* _EXERCISE INSTRUCTIONS_
All lines in the material with the string "page" should be listed.

* _DATA EXTRACT_
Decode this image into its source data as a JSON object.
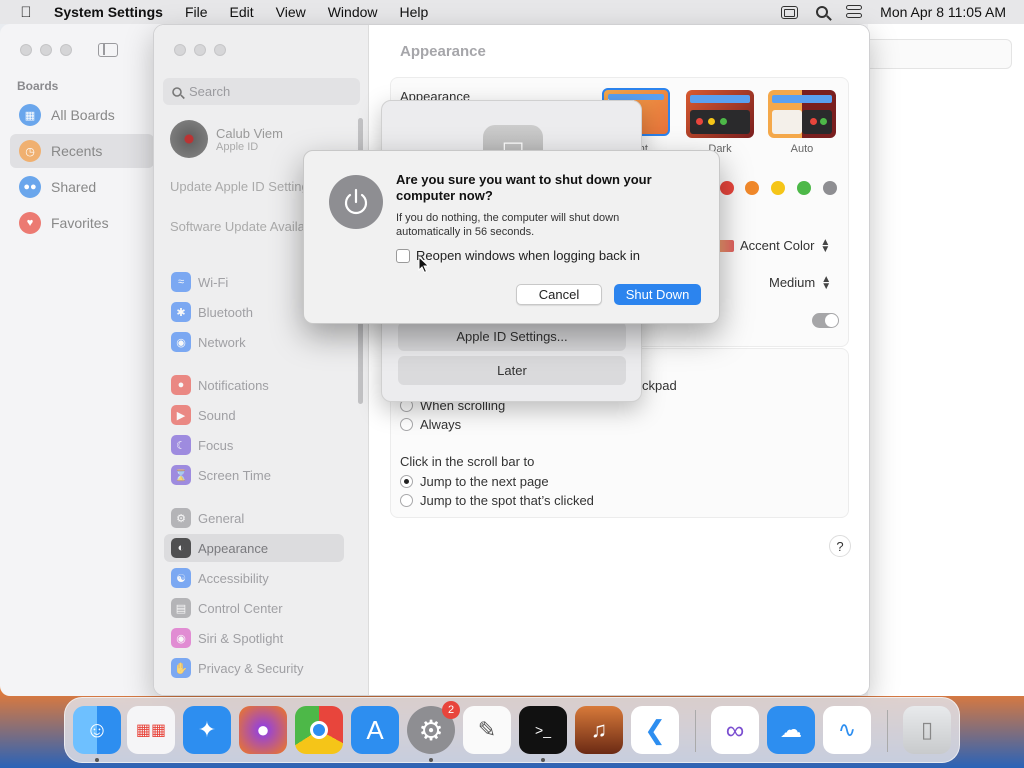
{
  "menubar": {
    "app": "System Settings",
    "items": [
      "File",
      "Edit",
      "View",
      "Window",
      "Help"
    ],
    "clock": "Mon Apr 8  11:05 AM"
  },
  "boards": {
    "heading": "Boards",
    "items": [
      {
        "label": "All Boards",
        "icon": "boards-icon",
        "color": "#4a90e2"
      },
      {
        "label": "Recents",
        "icon": "clock-icon",
        "color": "#f0a24a"
      },
      {
        "label": "Shared",
        "icon": "people-icon",
        "color": "#4a90e2"
      },
      {
        "label": "Favorites",
        "icon": "heart-icon",
        "color": "#e8453c"
      }
    ]
  },
  "sidebar": {
    "search_placeholder": "Search",
    "profile_name": "Calub Viem",
    "profile_sub": "Apple ID",
    "update_links": [
      "Update Apple ID Settings",
      "Software Update Available"
    ],
    "items": [
      {
        "label": "Wi-Fi",
        "icon": "wifi-icon",
        "color": "#2f7bf5"
      },
      {
        "label": "Bluetooth",
        "icon": "bluetooth-icon",
        "color": "#2f7bf5"
      },
      {
        "label": "Network",
        "icon": "globe-icon",
        "color": "#2f7bf5"
      },
      {
        "label": "Notifications",
        "icon": "bell-icon",
        "color": "#e8453c"
      },
      {
        "label": "Sound",
        "icon": "speaker-icon",
        "color": "#e8453c"
      },
      {
        "label": "Focus",
        "icon": "moon-icon",
        "color": "#6a4bd6"
      },
      {
        "label": "Screen Time",
        "icon": "hourglass-icon",
        "color": "#6a4bd6"
      },
      {
        "label": "General",
        "icon": "gear-icon",
        "color": "#8e8e92"
      },
      {
        "label": "Appearance",
        "icon": "appearance-icon",
        "color": "#222222",
        "selected": true
      },
      {
        "label": "Accessibility",
        "icon": "accessibility-icon",
        "color": "#2f7bf5"
      },
      {
        "label": "Control Center",
        "icon": "control-center-icon",
        "color": "#8e8e92"
      },
      {
        "label": "Siri & Spotlight",
        "icon": "siri-icon",
        "color": "#d94cc1"
      },
      {
        "label": "Privacy & Security",
        "icon": "hand-icon",
        "color": "#2f7bf5"
      }
    ]
  },
  "main": {
    "title": "Appearance",
    "appearance_label": "Appearance",
    "themes": [
      "Light",
      "Dark",
      "Auto"
    ],
    "accent_label": "Accent Color",
    "sidebar_size_value": "Medium",
    "accent_colors": [
      "#e8453c",
      "#f0882a",
      "#f5c518",
      "#4db848",
      "#8e8e92"
    ],
    "scroll_partial": "ckpad",
    "scroll_options": [
      "When scrolling",
      "Always"
    ],
    "click_label": "Click in the scroll bar to",
    "click_options": [
      "Jump to the next page",
      "Jump to the spot that’s clicked"
    ],
    "click_selected": 0,
    "help": "?"
  },
  "sheet": {
    "buttons": [
      "Apple ID Settings...",
      "Later"
    ]
  },
  "dialog": {
    "title": "Are you sure you want to shut down your computer now?",
    "message": "If you do nothing, the computer will shut down automatically in 56 seconds.",
    "checkbox_label": "Reopen windows when logging back in",
    "checkbox_checked": false,
    "cancel": "Cancel",
    "confirm": "Shut Down"
  },
  "dock": {
    "apps": [
      "Finder",
      "Launchpad",
      "Safari",
      "Firefox",
      "Chrome",
      "App Store",
      "System Settings",
      "TextEdit",
      "Terminal",
      "GarageBand",
      "VS Code",
      "Visual Studio",
      "OneDrive",
      "Freeform",
      "Trash"
    ],
    "settings_badge": "2"
  }
}
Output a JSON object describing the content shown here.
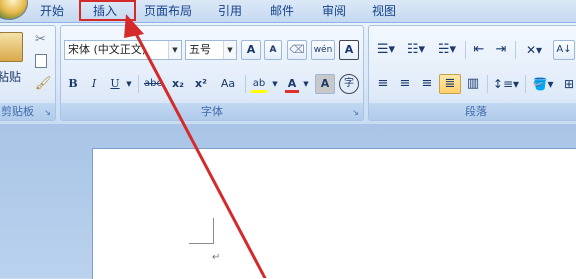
{
  "tabs": [
    "开始",
    "插入",
    "页面布局",
    "引用",
    "邮件",
    "审阅",
    "视图"
  ],
  "clipboard": {
    "paste_label": "粘贴",
    "group_label": "剪贴板"
  },
  "font": {
    "font_name": "宋体 (中文正文)",
    "font_size": "五号",
    "group_label": "字体",
    "btn_grow": "A",
    "btn_shrink": "A",
    "btn_phonetic": "wén",
    "btn_border_char": "A",
    "btn_bold": "B",
    "btn_italic": "I",
    "btn_underline": "U",
    "btn_strike": "abc",
    "btn_subscript": "x₂",
    "btn_superscript": "x²",
    "btn_case": "Aa",
    "btn_highlight": "ab",
    "btn_font_color": "A",
    "btn_shading": "A",
    "btn_enclose": "字",
    "highlight_color": "#ffff00",
    "font_color": "#e03030"
  },
  "paragraph": {
    "group_label": "段落"
  },
  "annotation": {
    "color": "#d42a2a"
  }
}
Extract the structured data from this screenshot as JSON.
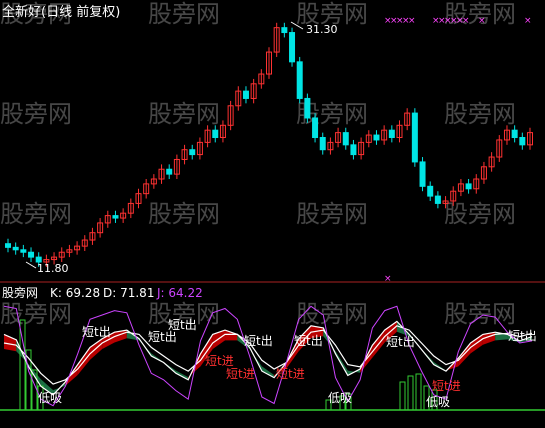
{
  "title": "全新好(日线 前复权)",
  "watermark": "股旁网",
  "price_panel": {
    "high_label": "31.30",
    "low_label": "11.80"
  },
  "indicator_panel": {
    "name": "股旁网",
    "k_label": "K: 69.28",
    "d_label": "D: 71.81",
    "j_label": "J: 64.22",
    "signal_out": "短t出",
    "signal_in": "短t进",
    "signal_low": "低吸"
  },
  "colors": {
    "background": "#000000",
    "up": "#ff3232",
    "down": "#00e5e5",
    "k_line": "#ffffff",
    "d_line": "#ffffff",
    "j_line": "#cc44ff",
    "green": "#33cc33",
    "red_band": "#cc0000",
    "dark_green_band": "#1e7a4a",
    "signal_red": "#ff3030",
    "marker": "#ff44ff"
  },
  "chart_data": [
    {
      "type": "candlestick",
      "title": "全新好(日线 前复权)",
      "annotations": [
        "31.30",
        "11.80"
      ],
      "closes": [
        13.0,
        12.8,
        12.6,
        12.2,
        11.8,
        12.0,
        12.2,
        12.6,
        12.8,
        13.1,
        13.6,
        14.2,
        15.0,
        15.6,
        15.4,
        15.8,
        16.6,
        17.4,
        18.2,
        18.6,
        19.4,
        19.0,
        20.2,
        21.0,
        20.6,
        21.6,
        22.6,
        22.0,
        23.0,
        24.6,
        25.8,
        25.2,
        26.4,
        27.2,
        29.0,
        31.0,
        30.6,
        28.2,
        25.2,
        23.6,
        22.0,
        21.0,
        21.6,
        22.4,
        21.4,
        20.6,
        21.6,
        22.2,
        21.8,
        22.6,
        22.0,
        23.0,
        24.0,
        20.0,
        18.0,
        17.2,
        16.6,
        16.8,
        17.6,
        18.2,
        17.8,
        18.6,
        19.6,
        20.4,
        21.8,
        22.6,
        22.0,
        21.4,
        22.4
      ],
      "direction": [
        "down",
        "down",
        "down",
        "down",
        "down",
        "up",
        "up",
        "up",
        "up",
        "up",
        "up",
        "up",
        "up",
        "up",
        "down",
        "up",
        "up",
        "up",
        "up",
        "up",
        "up",
        "down",
        "up",
        "up",
        "down",
        "up",
        "up",
        "down",
        "up",
        "up",
        "up",
        "down",
        "up",
        "up",
        "up",
        "up",
        "down",
        "down",
        "down",
        "down",
        "down",
        "down",
        "up",
        "up",
        "down",
        "down",
        "up",
        "up",
        "down",
        "up",
        "down",
        "up",
        "up",
        "down",
        "down",
        "down",
        "down",
        "up",
        "up",
        "up",
        "down",
        "up",
        "up",
        "up",
        "up",
        "up",
        "down",
        "down",
        "up"
      ]
    },
    {
      "type": "line",
      "name": "股旁网",
      "series": [
        {
          "name": "K",
          "values": [
            70,
            65,
            40,
            22,
            14,
            26,
            42,
            58,
            66,
            72,
            74,
            66,
            50,
            44,
            34,
            28,
            52,
            70,
            74,
            70,
            58,
            36,
            30,
            44,
            66,
            78,
            76,
            52,
            32,
            38,
            60,
            74,
            82,
            70,
            56,
            42,
            36,
            48,
            62,
            70,
            72,
            70,
            64,
            68
          ]
        },
        {
          "name": "D",
          "values": [
            62,
            60,
            48,
            34,
            24,
            28,
            38,
            52,
            62,
            68,
            72,
            70,
            58,
            50,
            42,
            36,
            46,
            62,
            70,
            70,
            62,
            46,
            38,
            44,
            60,
            72,
            74,
            60,
            42,
            40,
            54,
            68,
            78,
            74,
            62,
            50,
            42,
            46,
            58,
            66,
            70,
            71,
            68,
            71
          ]
        },
        {
          "name": "J",
          "values": [
            96,
            94,
            36,
            10,
            4,
            22,
            52,
            84,
            88,
            92,
            90,
            60,
            34,
            28,
            18,
            10,
            64,
            90,
            94,
            84,
            50,
            12,
            6,
            44,
            84,
            96,
            88,
            30,
            8,
            28,
            76,
            92,
            96,
            60,
            36,
            14,
            10,
            54,
            80,
            88,
            86,
            72,
            62,
            64
          ]
        }
      ]
    }
  ]
}
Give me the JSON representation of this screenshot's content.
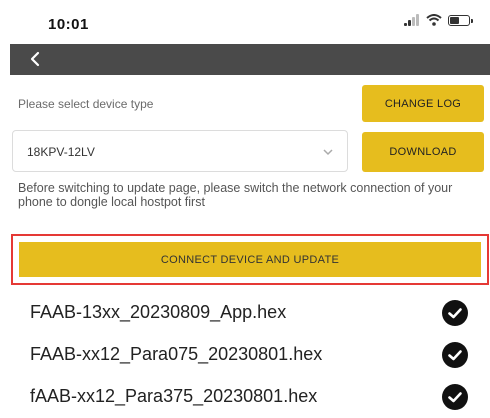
{
  "status": {
    "time": "10:01"
  },
  "device_type": {
    "label": "Please select device type",
    "change_log_label": "CHANGE LOG",
    "selected": "18KPV-12LV",
    "download_label": "DOWNLOAD"
  },
  "notice": "Before switching to update page, please switch the network connection of your phone to dongle local hostpot first",
  "connect_button_label": "CONNECT DEVICE AND UPDATE",
  "files": [
    {
      "name": "FAAB-13xx_20230809_App.hex",
      "icon": "check-icon"
    },
    {
      "name": "FAAB-xx12_Para075_20230801.hex",
      "icon": "check-icon"
    },
    {
      "name": "fAAB-xx12_Para375_20230801.hex",
      "icon": "check-icon"
    }
  ],
  "colors": {
    "accent": "#e6bd1e",
    "nav": "#4a4a4a",
    "highlight": "#e53935"
  }
}
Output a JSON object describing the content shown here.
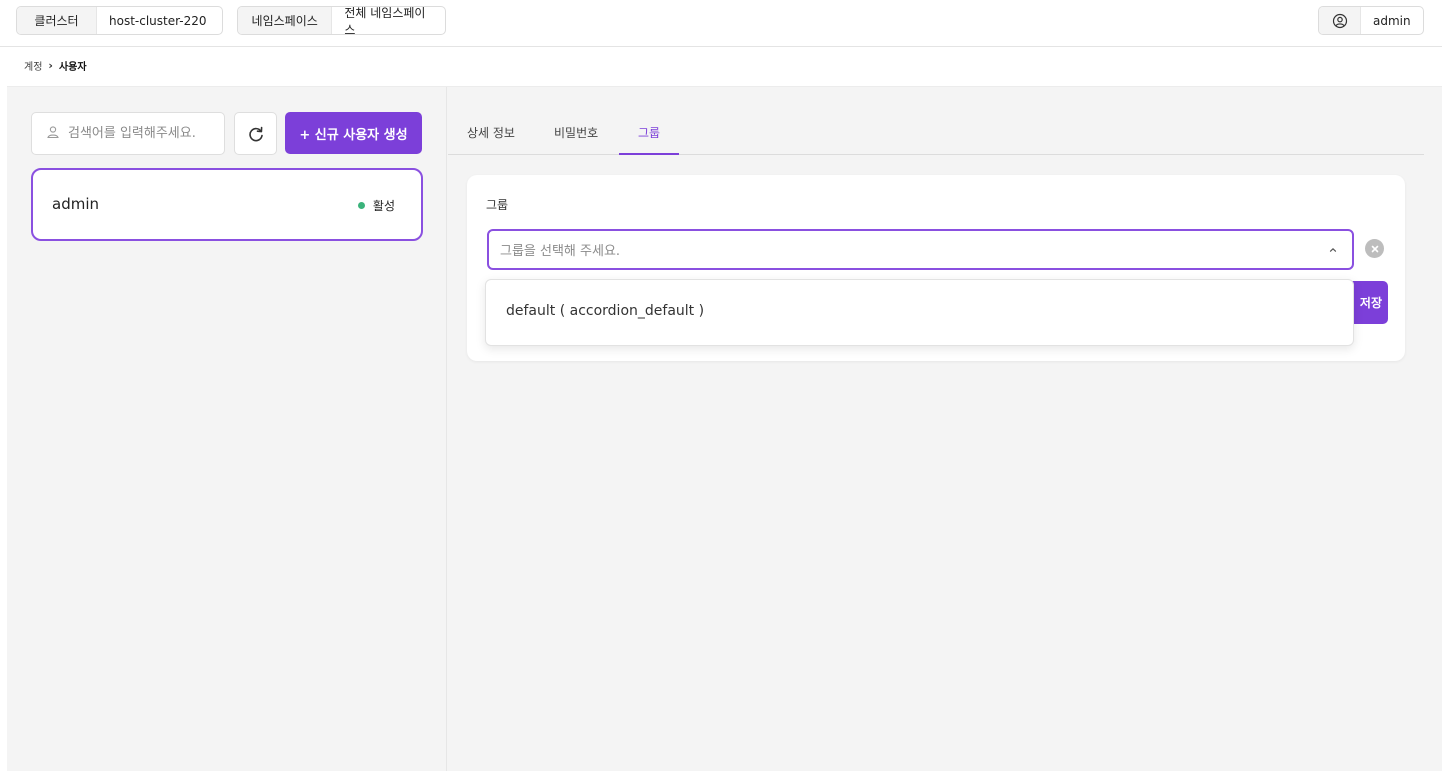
{
  "header": {
    "cluster_label": "클러스터",
    "cluster_value": "host-cluster-220",
    "namespace_label": "네임스페이스",
    "namespace_value": "전체 네임스페이스",
    "user_name": "admin"
  },
  "breadcrumb": {
    "parent": "계정",
    "separator": "›",
    "current": "사용자"
  },
  "sidebar": {
    "search_placeholder": "검색어를 입력해주세요.",
    "create_button": "+ 신규 사용자 생성",
    "users": [
      {
        "name": "admin",
        "status": "활성"
      }
    ]
  },
  "tabs": [
    {
      "label": "상세 정보",
      "active": false
    },
    {
      "label": "비밀번호",
      "active": false
    },
    {
      "label": "그룹",
      "active": true
    }
  ],
  "group_panel": {
    "label": "그룹",
    "select_placeholder": "그룹을 선택해 주세요.",
    "save_button": "저장",
    "options": [
      "default ( accordion_default )"
    ]
  },
  "colors": {
    "accent": "#7c3fd9",
    "active_status": "#3bb37b",
    "background": "#f4f4f4"
  },
  "icons": {
    "user": "user-circle-icon",
    "search": "person-icon",
    "refresh": "refresh-icon",
    "chevron": "chevron-up-icon",
    "clear": "clear-circle-icon"
  }
}
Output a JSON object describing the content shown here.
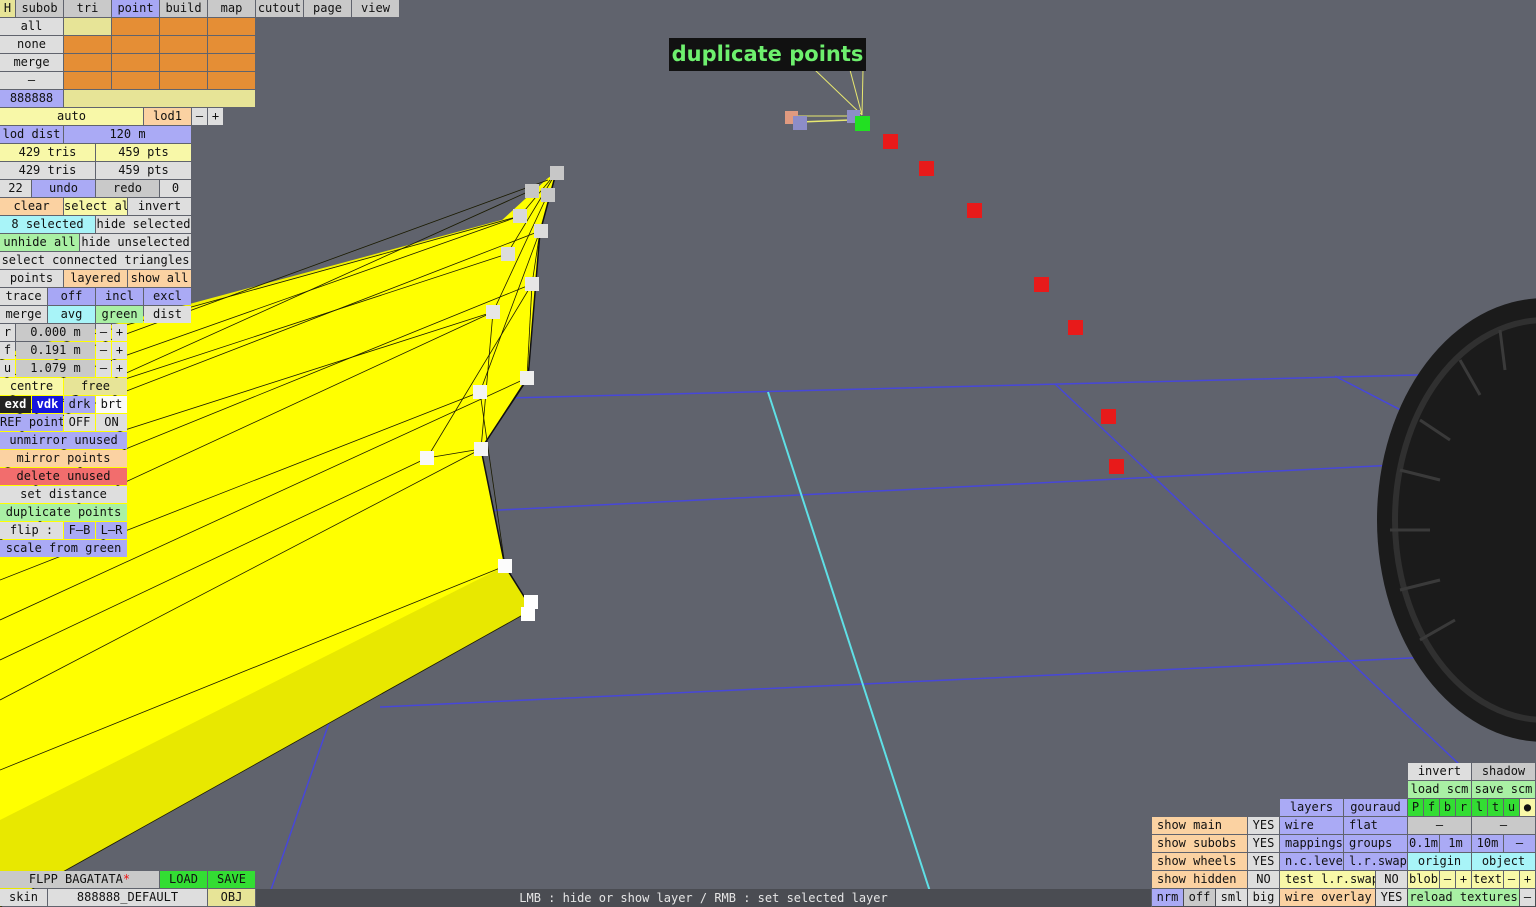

* _ANSWER SECTION_
      "Jump to the next page",
  "notice": "Before switching to update page, please switch the network connection of your phone to dongle local hostpot first",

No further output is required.